|Trail Length: 1.9 miles||Type of trail: In and out|
|County: Fannin County, GA||Our rating: E|
|Features: waterfalls, stream, ATaccess||Your rating:|
|Usage: Medium||Added on: May 25, 2001|
|Last hiked: May 25, 2001||Updated on: June 27, 2011|
|About these ratings|
Hiking trails in Fannin County, GA
Any trail that ends in a waterfall is a great trail, by definition, and Long Creek Falls is no exception. Well known to through hikers, in the past few years these wide, full falls have become a destination for day hikers as well, frequently filling the parking area near Three Forks. In fact, this portion of the trail and the parking lot is so heavily used that we strongly recommend a trip to the falls on a weekday.
To the west from the parking area at Three Forks is the bridge spanning Chester Creek. To the east the trail will take you to Long Creek Falls. The footpath begins a gradual rise in elevation along Long Creek. This creek, along with Chester Creek and Stovall Creek join at Three Forks to form Noontootla Creek, a tributary of the Toccoa River. The trail passes through a wide plain of grass, ascending gradually with the creek nearby. A few feet in is a sign indicating that Long Creek Falls is 1 mile (at this point it is actually less than that and on our GPS we measured a total one way length of .96 miles).
Shortly after the sign is a break, sharpened stumps intended to prevent motorized vehicles, mountain bikes and horses from accessing the hiking path. It has long been a problem in this area, specifically with mountain bikes. The Forest Service is aware of the problem and routinely patrols the area.

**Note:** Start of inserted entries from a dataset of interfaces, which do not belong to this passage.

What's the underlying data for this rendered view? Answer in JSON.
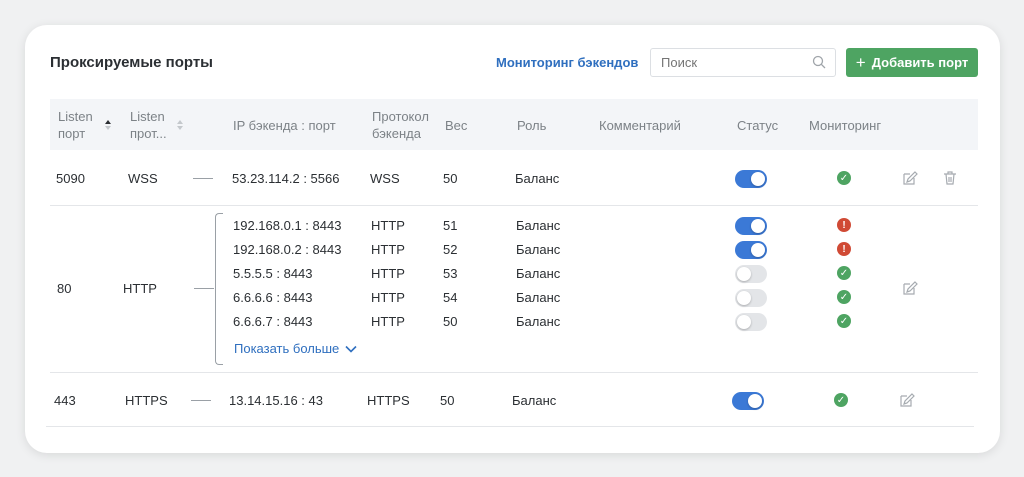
{
  "header": {
    "title": "Проксируемые порты",
    "monitoring_link": "Мониторинг бэкендов",
    "search_placeholder": "Поиск",
    "add_button": "Добавить порт"
  },
  "columns": {
    "listen_port": [
      "Listen",
      "порт"
    ],
    "listen_proto": [
      "Listen",
      "прот..."
    ],
    "backend_ip": "IP бэкенда : порт",
    "backend_proto": [
      "Протокол",
      "бэкенда"
    ],
    "weight": "Вес",
    "role": "Роль",
    "comment": "Комментарий",
    "status": "Статус",
    "monitoring": "Мониторинг"
  },
  "rows": [
    {
      "port": "5090",
      "proto": "WSS",
      "backends": [
        {
          "ip": "53.23.114.2 : 5566",
          "proto": "WSS",
          "weight": "50",
          "role": "Баланс",
          "status": "on",
          "monitoring": "ok"
        }
      ]
    },
    {
      "port": "80",
      "proto": "HTTP",
      "backends": [
        {
          "ip": "192.168.0.1 : 8443",
          "proto": "HTTP",
          "weight": "51",
          "role": "Баланс",
          "status": "on",
          "monitoring": "error"
        },
        {
          "ip": "192.168.0.2 : 8443",
          "proto": "HTTP",
          "weight": "52",
          "role": "Баланс",
          "status": "on",
          "monitoring": "error"
        },
        {
          "ip": "5.5.5.5 : 8443",
          "proto": "HTTP",
          "weight": "53",
          "role": "Баланс",
          "status": "off",
          "monitoring": "ok"
        },
        {
          "ip": "6.6.6.6 : 8443",
          "proto": "HTTP",
          "weight": "54",
          "role": "Баланс",
          "status": "off",
          "monitoring": "ok"
        },
        {
          "ip": "6.6.6.7 : 8443",
          "proto": "HTTP",
          "weight": "50",
          "role": "Баланс",
          "status": "off",
          "monitoring": "ok"
        }
      ],
      "show_more": "Показать больше"
    },
    {
      "port": "443",
      "proto": "HTTPS",
      "backends": [
        {
          "ip": "13.14.15.16 : 43",
          "proto": "HTTPS",
          "weight": "50",
          "role": "Баланс",
          "status": "on",
          "monitoring": "ok"
        }
      ]
    }
  ],
  "colors": {
    "accent": "#3b79d6",
    "link": "#2f6fbf",
    "add_button": "#4ea462",
    "status_ok": "#4ea462",
    "status_error": "#d04a35"
  }
}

The path follows Long Creek throughout the journey to the falls, only once moving away from the creek a short distance into a cove to cross an unnamed, frequently dry stream that empties into the creek. The path is a favorite of ours because it does parallel Long Creek; the flowing stream lends a comforting sound to the hike. As the path climbs the drop to the stream reaches 80 feet at one point and cascades along the way are so loud that they can mislead a hiker into thinking they have reached the falls.
Just before the Duncan Ridge and Benton MacKaye Trail leaves the Appalachian Trail, the path to Long Creek Falls is marked by a trail sign. A few steps leads you to these wide, almost always full falls. The sound can be overwhelming, especially after a rain. Long Creek tumbles over some small rocks, then widens over a single large rock, fanning out and dropping to a clear, shallow pond beneath the falls.
There are no facilities on or near the trail.
Long Creek Falls is also the name of a trail and falls that permits access to the Chattooga River